_Data_.

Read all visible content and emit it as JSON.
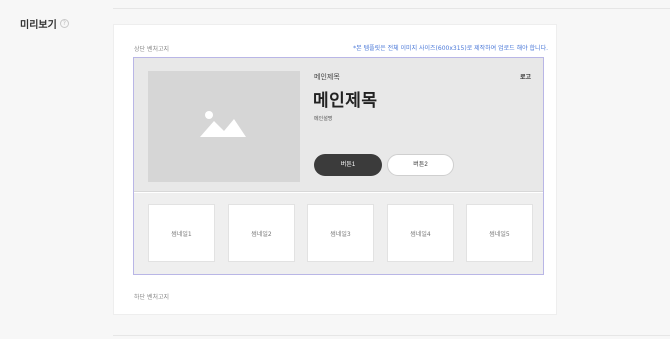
{
  "section": {
    "title": "미리보기",
    "help_icon": "question-circle-icon"
  },
  "card": {
    "top_banner_label": "상단 벤처고지",
    "notice": "*본 템플릿은 전체 이미지 사이즈(600x315)로 제작하여 업로드 해야 합니다.",
    "bottom_banner_label": "하단 벤처고지"
  },
  "hero": {
    "image_icon": "image-placeholder-icon",
    "subtitle": "메인제목",
    "title": "메인제목",
    "description": "메인설명",
    "logo": "로고",
    "button1": "버튼1",
    "button2": "버튼2"
  },
  "thumbnails": [
    "썸네일1",
    "썸네일2",
    "썸네일3",
    "썸네일4",
    "썸네일5"
  ],
  "colors": {
    "accent_border": "#b9b6e6",
    "notice_text": "#4a78d8",
    "primary_button": "#3b3b3b"
  }
}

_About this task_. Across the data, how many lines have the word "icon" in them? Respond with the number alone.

_Response to this task_. 2